Praying the fish had not gone far i approached the swim with a rod already made up.I looked through the sunlit water with the aid of polarising glasses.With no fish in sight my hook bait went out to the area it had been seen feeding on. Not long after i was into a decent common which threw the hook to my disappointment.Slightly peeved another bait went back to the spot.All of a sudden the bait runner was melting, I struck into a heavy fish that took me on a merry dance for what felt like an hour. ( more like ten minutes)

The next stroke of luck came in the form of a home less lad camped down by the river, he took the job as Gilley and netted the chunk for me.An did the honour of taking the photographs, overall a thoroughly bloody nice chap.

A real old looking river warrior,the result of some serious opportunist angling.Just goes to show you don't,have to be tucked away in a bivvy hours on end to catch a biggie,just be in the right place at the right time.After all that excitement i packed up and drove home with a big grin on my face.My hang over was cured!

well chuffed

Tuesday 5 July 2011


After what seemed like a short closed season due to a trip round south America,the rivers where open again. My attention drawn to the many great and small carp that that cruise around the river Exe.lots of loitering around the banks with the dog during hot sunny weather saw us spot many a lump.

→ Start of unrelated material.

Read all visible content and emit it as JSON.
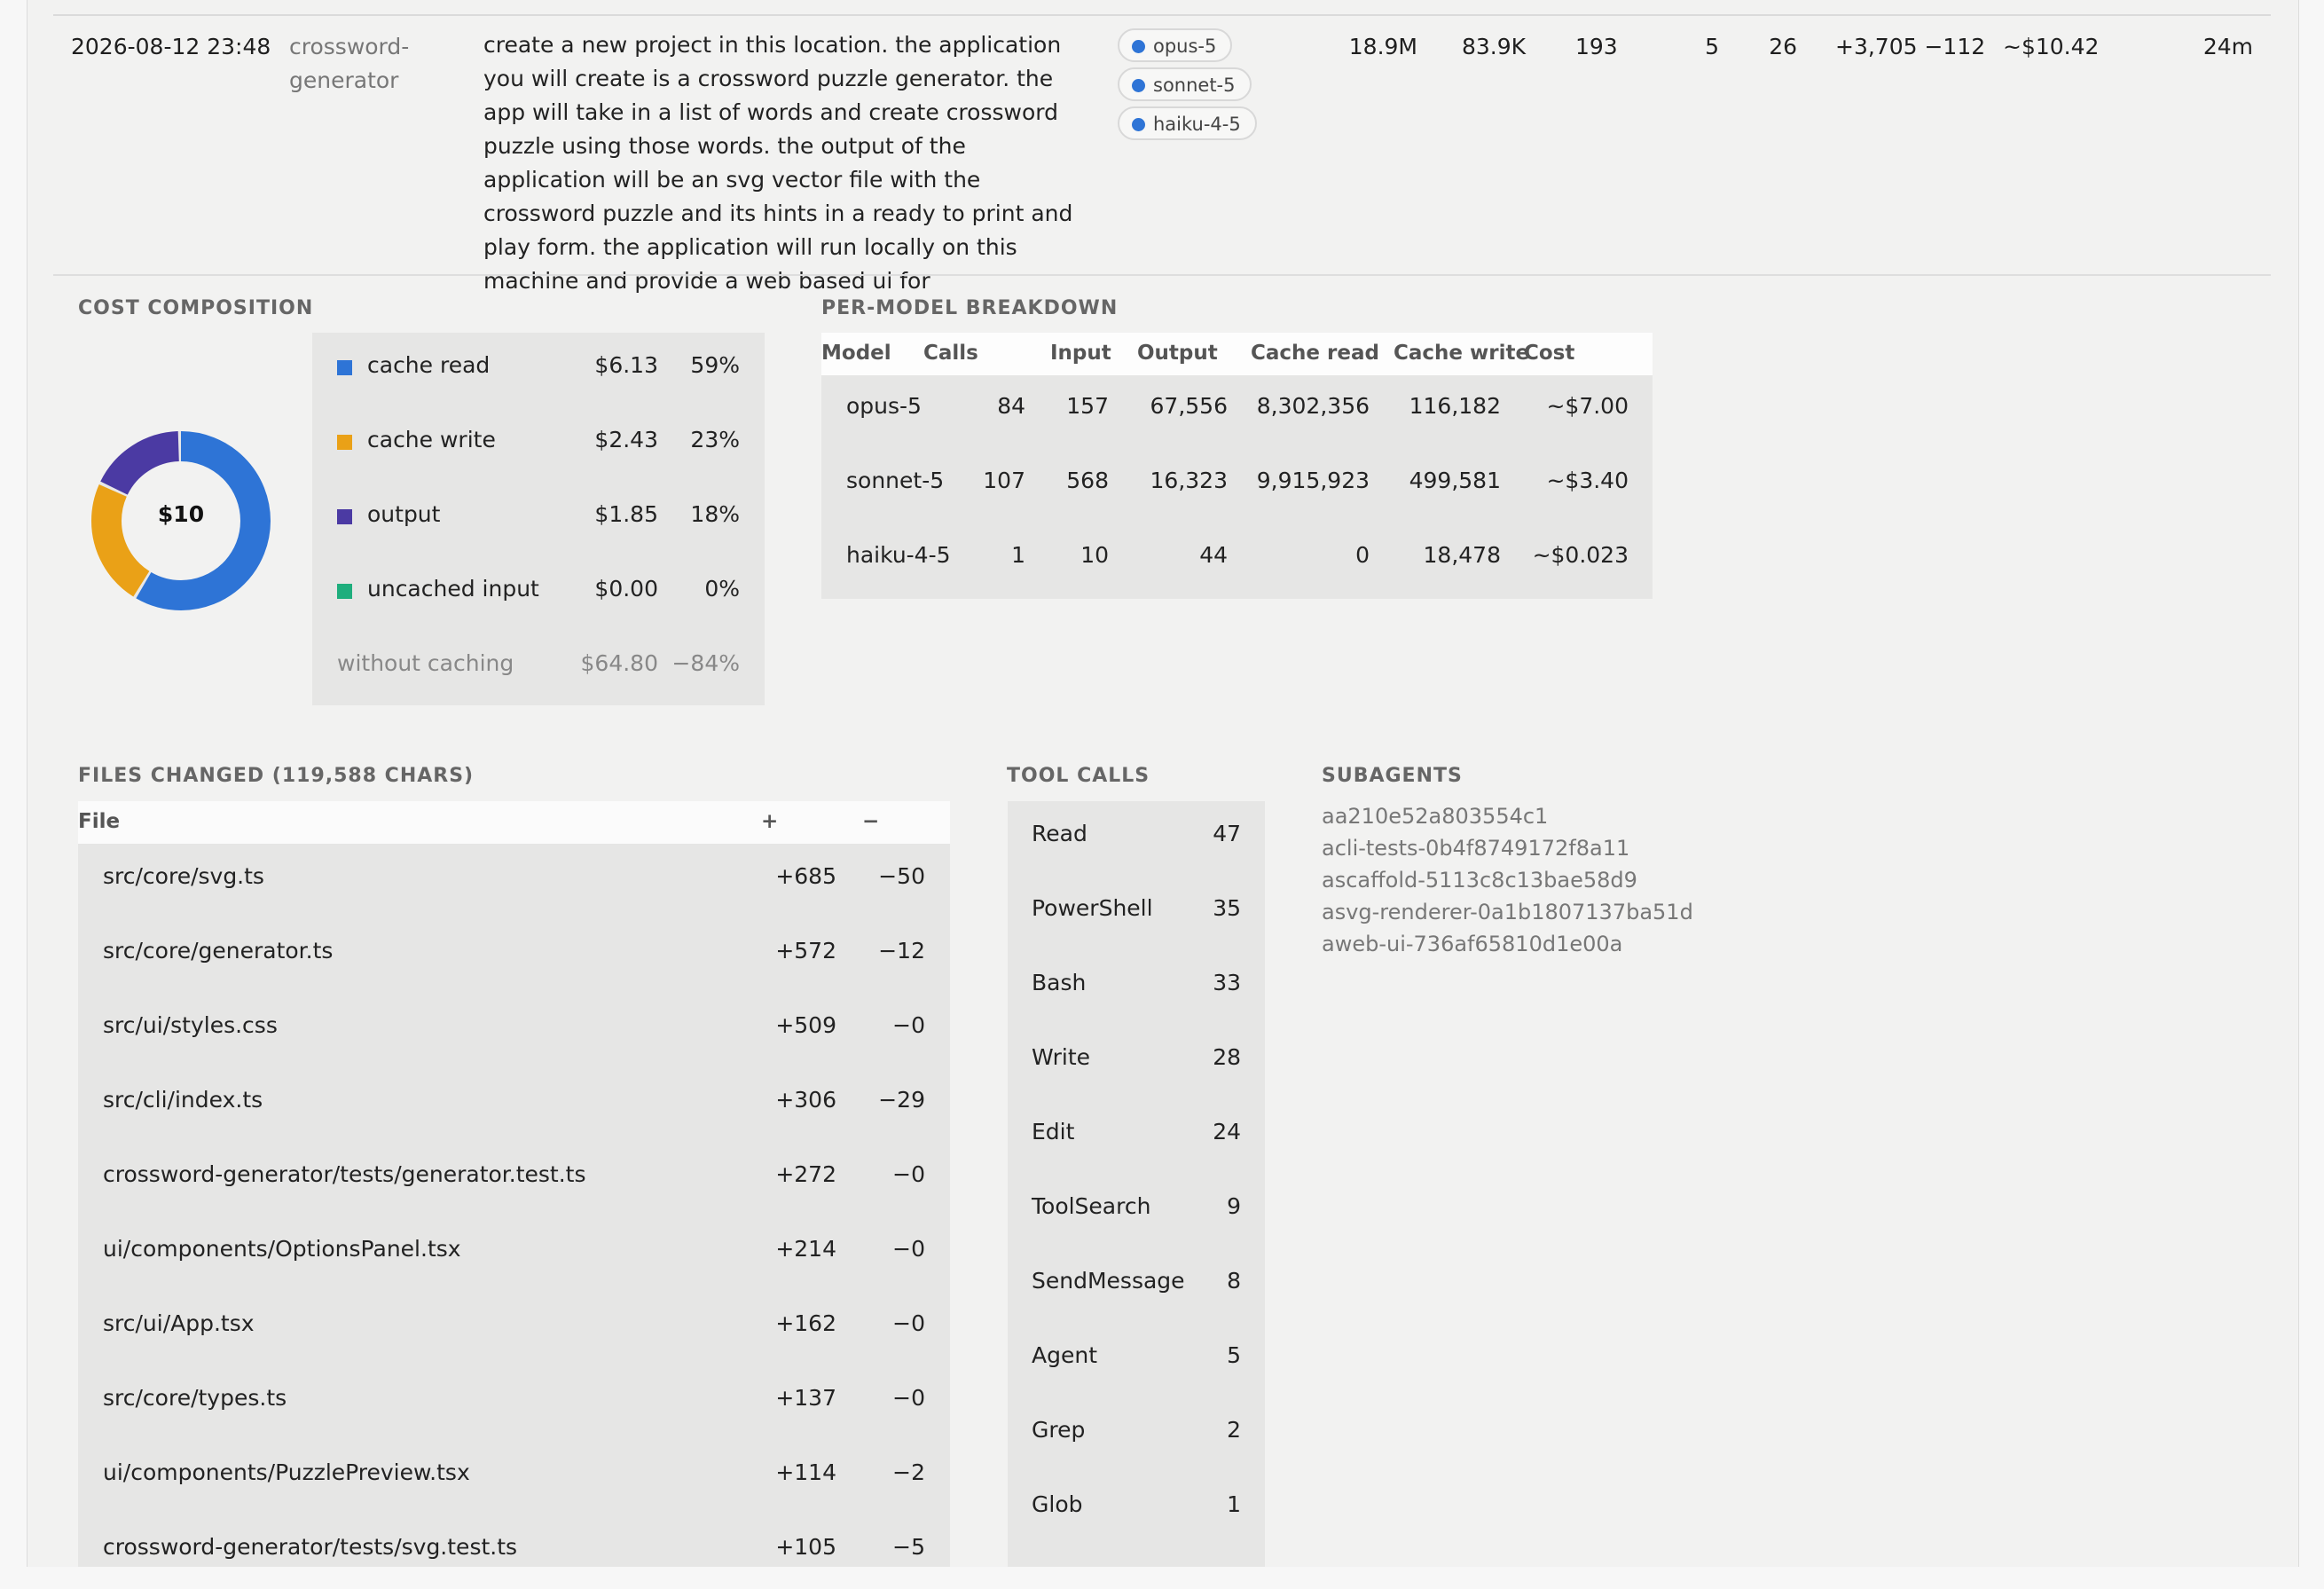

With river carping for me the key is fish location,there are many  holding spots dotted around the river where usualy a carp or two are not far away,

During a short evening session i was fortunate enough to bank a hatrick of carp.(which was nice)

first fish of the season


solid low double

and a fully scaled cracker


Having spent the last few sessions targeting catfish on lakes I decided to give it a rest and spend a night on the Exeter canal, a hard but special venue to which I owe some of my most fond fishing triumphs. I spent the evening in the company of Moxy and Ty, a couple of my skating pals who also share a liking of chasing big fish.

They had kindly spent 2 nights raking and baiting 3 swims around the Lime kilms area. I arrived late afternoon, pushing it a bit for a Saturday but luckily no one had nicked my spot. With heavy rain fore-casted for the whole evening I'm not surprised.

With carp being the main target I opted for large snowman style baits, balancing a stack of corn, tipped with a trimmed down monster squid pop up. To finish off, hook links were then threaded through PVA sticks and flicked out to the baited clear patch.

When fishing the canal, the possibility of a fish of a lifetime is always on the cards; which is the main reason I'm constantly drawn to this venue. Whether it be carp, pike or tench, fish of specimen proportions are there for the taking.

First fish went to Mox in the form of a very typical canal bream. An hour into dark my right hand buzzer burst into life. I swept the rod back over my shoulder and bent into a fish that most certainly (and thankfully) was no bream. Not that I hate the poor old bream (like some carp anglers do), its just that their not meant to be caught on 2.5lb tc rods with heavy line.anyway after a bit of a tussle it turned out to be a very welcome tench of 6lb.

An absolute perfect example of a healthy canal tench, not like some of the colour-less little blighters found in ponds. If u want a proper tench the exeter canal is the place to go. 99% of tench I have ever caught there have been shapely fish in mint condition.

No more action for the night, but lots and lots of rain and line bites. At 4.30 am my other rod slowly trundled off. I was out of my bivvy like a flash, no shoes or coat on, hitting a run in the middle of a blinking monsoon. A bream flopped to the surface and popped of the hook leaving me stood there wet to my draws. On that note i packed up all my soggy gear, and made a mad dash to the car park. Good tench and a laugh with the bays. never a chore!